Activity.
Reply with one number: the count of lines in the records below that hold "parking".

"""

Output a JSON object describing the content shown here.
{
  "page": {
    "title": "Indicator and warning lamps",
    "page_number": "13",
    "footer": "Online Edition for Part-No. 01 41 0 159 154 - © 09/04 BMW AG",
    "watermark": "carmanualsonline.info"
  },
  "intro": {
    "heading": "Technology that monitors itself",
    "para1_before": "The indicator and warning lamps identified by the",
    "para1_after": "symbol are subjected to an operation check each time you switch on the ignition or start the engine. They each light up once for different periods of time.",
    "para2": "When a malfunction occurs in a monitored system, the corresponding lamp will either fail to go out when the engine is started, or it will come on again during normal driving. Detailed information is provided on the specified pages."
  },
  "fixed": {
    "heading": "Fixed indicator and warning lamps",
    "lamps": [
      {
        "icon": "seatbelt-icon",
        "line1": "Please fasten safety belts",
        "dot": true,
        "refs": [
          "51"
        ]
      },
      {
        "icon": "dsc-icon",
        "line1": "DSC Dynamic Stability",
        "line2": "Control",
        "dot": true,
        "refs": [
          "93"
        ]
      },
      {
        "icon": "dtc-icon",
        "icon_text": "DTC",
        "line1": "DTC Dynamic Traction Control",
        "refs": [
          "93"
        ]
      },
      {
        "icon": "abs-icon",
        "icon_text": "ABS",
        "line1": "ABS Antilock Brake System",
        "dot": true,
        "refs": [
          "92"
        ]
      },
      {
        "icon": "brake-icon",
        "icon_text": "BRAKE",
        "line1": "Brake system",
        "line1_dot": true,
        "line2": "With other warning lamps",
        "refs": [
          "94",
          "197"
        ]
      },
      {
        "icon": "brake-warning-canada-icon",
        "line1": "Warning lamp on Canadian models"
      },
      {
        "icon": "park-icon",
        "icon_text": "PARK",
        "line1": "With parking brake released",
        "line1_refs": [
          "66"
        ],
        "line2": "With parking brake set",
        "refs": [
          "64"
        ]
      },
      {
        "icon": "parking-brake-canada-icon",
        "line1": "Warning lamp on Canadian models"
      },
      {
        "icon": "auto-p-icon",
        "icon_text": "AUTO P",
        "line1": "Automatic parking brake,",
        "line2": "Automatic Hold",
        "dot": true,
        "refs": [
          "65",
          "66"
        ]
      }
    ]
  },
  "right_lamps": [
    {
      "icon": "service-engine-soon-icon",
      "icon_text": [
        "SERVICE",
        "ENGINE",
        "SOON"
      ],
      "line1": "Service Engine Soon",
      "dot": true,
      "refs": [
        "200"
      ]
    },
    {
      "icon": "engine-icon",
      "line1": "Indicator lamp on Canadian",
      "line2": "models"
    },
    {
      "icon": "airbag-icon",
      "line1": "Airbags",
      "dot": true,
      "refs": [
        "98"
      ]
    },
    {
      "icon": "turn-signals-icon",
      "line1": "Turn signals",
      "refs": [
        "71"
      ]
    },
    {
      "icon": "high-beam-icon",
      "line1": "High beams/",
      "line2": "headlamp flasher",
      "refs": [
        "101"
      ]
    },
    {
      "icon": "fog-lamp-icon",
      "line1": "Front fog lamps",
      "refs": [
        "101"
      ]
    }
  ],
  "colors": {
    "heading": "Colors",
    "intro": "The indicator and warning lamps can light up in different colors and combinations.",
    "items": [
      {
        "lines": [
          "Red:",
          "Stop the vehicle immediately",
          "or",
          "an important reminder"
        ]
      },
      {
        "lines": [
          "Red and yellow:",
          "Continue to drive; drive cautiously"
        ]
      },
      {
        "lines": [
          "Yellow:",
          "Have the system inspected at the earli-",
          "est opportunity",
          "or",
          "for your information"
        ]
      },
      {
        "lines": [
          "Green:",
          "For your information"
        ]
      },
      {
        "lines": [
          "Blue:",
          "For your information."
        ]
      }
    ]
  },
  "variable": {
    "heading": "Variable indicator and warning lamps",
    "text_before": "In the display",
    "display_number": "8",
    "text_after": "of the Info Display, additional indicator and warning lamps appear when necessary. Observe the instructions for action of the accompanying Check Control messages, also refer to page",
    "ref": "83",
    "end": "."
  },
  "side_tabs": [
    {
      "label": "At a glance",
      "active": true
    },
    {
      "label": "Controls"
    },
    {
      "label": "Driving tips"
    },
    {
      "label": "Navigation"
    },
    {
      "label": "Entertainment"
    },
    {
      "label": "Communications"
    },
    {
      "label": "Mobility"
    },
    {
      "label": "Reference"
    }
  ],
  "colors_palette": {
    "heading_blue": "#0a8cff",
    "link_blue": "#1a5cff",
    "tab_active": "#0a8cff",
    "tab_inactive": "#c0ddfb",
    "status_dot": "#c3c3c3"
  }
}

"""
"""

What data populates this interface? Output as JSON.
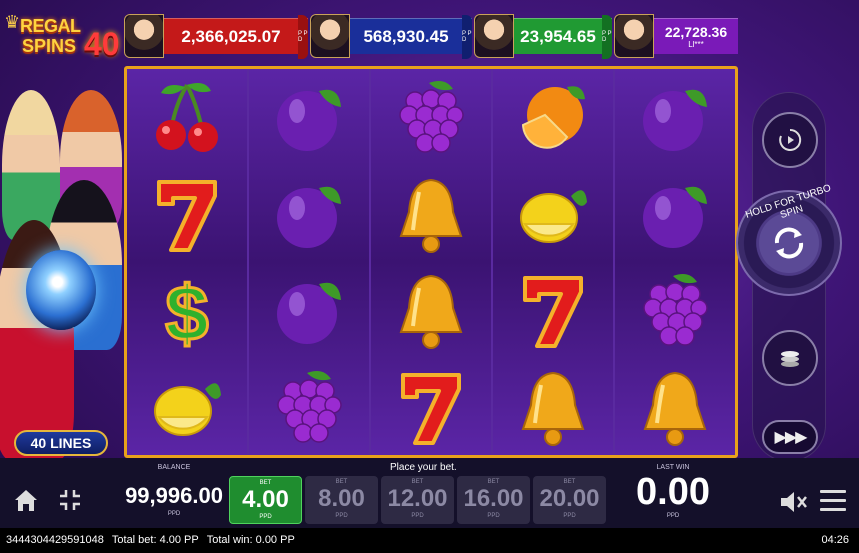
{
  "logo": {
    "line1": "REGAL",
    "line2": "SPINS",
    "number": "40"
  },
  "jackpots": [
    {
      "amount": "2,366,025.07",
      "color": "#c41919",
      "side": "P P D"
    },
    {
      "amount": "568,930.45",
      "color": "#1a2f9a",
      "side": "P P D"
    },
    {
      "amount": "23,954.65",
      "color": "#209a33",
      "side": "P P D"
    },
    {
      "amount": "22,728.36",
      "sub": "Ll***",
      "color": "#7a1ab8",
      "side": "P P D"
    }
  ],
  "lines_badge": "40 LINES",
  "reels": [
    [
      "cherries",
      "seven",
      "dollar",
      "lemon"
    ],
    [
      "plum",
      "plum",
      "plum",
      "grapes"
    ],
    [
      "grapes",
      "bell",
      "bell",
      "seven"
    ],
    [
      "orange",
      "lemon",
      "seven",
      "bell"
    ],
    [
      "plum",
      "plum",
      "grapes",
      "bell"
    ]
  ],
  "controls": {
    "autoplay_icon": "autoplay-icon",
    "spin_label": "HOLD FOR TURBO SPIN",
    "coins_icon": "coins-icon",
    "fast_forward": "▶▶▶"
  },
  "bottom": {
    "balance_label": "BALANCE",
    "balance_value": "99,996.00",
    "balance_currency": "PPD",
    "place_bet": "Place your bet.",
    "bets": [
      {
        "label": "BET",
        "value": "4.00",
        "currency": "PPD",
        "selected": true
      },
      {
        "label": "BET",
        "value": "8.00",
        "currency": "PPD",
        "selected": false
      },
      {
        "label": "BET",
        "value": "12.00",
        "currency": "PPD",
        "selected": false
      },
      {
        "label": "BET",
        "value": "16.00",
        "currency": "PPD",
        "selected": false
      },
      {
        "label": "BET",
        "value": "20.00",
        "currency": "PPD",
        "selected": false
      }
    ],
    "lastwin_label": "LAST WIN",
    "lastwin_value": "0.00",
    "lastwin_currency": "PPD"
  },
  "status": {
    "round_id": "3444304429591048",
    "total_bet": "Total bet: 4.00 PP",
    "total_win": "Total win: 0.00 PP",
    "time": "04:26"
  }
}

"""
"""

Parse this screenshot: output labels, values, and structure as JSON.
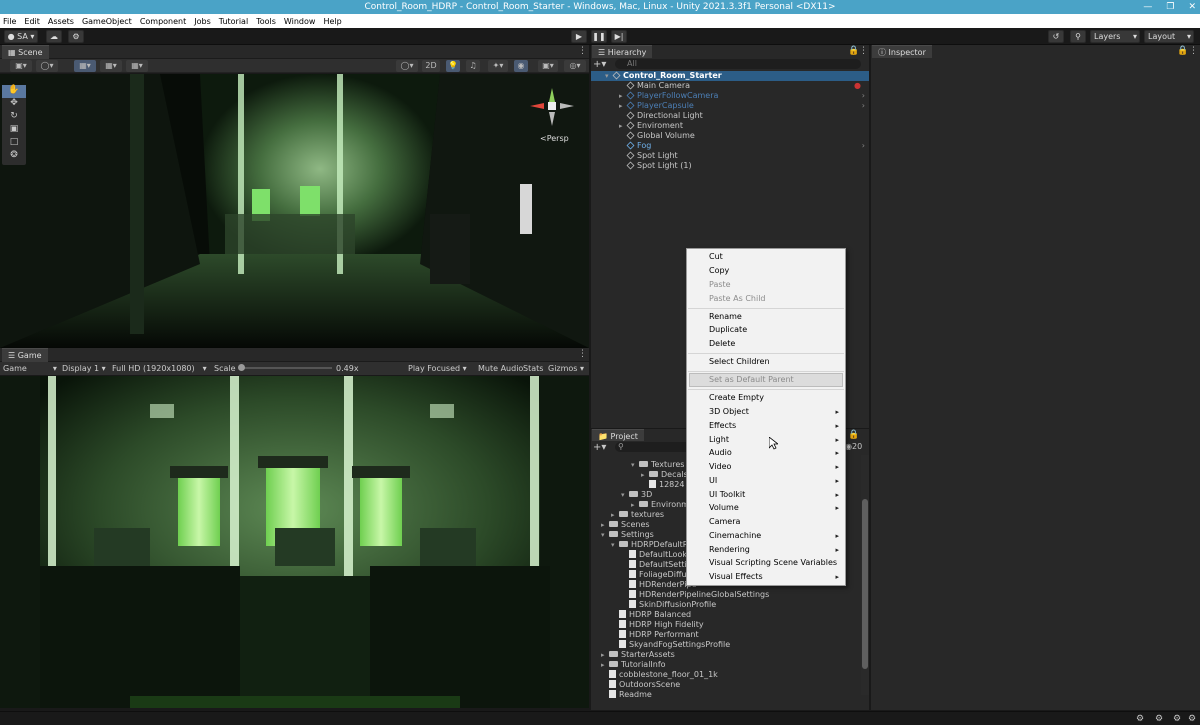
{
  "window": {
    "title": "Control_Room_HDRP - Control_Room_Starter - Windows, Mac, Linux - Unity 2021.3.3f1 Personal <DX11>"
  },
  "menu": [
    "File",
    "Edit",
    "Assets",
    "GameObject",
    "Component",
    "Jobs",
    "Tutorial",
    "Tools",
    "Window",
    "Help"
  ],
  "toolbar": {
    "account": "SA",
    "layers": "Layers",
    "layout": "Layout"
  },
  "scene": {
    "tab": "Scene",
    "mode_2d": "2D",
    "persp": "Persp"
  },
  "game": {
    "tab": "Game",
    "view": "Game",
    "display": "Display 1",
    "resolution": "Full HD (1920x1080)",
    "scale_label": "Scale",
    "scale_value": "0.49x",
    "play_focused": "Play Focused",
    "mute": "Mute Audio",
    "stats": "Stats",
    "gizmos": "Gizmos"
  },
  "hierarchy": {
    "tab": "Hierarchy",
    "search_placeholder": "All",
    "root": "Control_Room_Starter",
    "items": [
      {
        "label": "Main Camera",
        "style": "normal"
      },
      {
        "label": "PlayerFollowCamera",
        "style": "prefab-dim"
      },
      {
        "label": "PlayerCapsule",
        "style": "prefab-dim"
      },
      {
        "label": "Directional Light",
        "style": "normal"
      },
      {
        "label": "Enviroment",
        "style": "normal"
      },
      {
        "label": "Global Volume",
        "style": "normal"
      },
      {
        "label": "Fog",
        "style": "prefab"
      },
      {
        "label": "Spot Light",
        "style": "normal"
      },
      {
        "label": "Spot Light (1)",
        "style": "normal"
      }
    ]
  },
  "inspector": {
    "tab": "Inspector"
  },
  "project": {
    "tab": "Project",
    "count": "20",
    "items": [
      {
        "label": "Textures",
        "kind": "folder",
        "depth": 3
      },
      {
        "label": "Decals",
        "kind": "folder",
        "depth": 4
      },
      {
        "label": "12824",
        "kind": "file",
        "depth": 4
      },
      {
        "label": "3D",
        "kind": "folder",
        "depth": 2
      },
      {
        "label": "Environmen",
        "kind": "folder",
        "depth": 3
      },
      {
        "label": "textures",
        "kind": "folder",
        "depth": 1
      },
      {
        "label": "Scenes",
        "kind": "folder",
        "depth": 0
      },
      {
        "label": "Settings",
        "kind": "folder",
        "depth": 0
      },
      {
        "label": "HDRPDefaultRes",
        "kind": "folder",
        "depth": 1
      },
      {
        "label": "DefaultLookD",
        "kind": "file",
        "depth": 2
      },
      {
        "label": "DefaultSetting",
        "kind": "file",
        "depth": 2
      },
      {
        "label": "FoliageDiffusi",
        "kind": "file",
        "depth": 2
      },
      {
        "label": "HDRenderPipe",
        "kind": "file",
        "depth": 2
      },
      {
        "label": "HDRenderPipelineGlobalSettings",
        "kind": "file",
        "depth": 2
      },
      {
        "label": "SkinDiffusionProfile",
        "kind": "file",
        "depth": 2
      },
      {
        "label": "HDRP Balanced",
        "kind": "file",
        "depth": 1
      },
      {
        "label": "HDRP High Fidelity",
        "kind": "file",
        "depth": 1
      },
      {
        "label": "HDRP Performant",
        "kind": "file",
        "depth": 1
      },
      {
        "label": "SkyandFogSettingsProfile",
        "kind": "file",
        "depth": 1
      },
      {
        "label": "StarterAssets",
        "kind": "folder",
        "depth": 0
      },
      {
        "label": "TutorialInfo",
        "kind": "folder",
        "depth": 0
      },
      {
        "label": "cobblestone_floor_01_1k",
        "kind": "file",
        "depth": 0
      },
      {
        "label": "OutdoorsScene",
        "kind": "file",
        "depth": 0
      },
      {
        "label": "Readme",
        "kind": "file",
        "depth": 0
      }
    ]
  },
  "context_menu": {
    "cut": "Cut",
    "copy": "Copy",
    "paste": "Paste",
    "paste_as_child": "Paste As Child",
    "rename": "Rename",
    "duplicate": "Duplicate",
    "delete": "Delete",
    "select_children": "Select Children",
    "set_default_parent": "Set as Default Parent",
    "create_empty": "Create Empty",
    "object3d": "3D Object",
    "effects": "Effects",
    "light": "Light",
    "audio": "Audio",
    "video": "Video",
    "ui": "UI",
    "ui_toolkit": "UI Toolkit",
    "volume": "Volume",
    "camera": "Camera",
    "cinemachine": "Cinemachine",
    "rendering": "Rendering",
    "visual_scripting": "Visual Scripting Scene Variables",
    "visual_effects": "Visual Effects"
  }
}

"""

Solution for this task.
4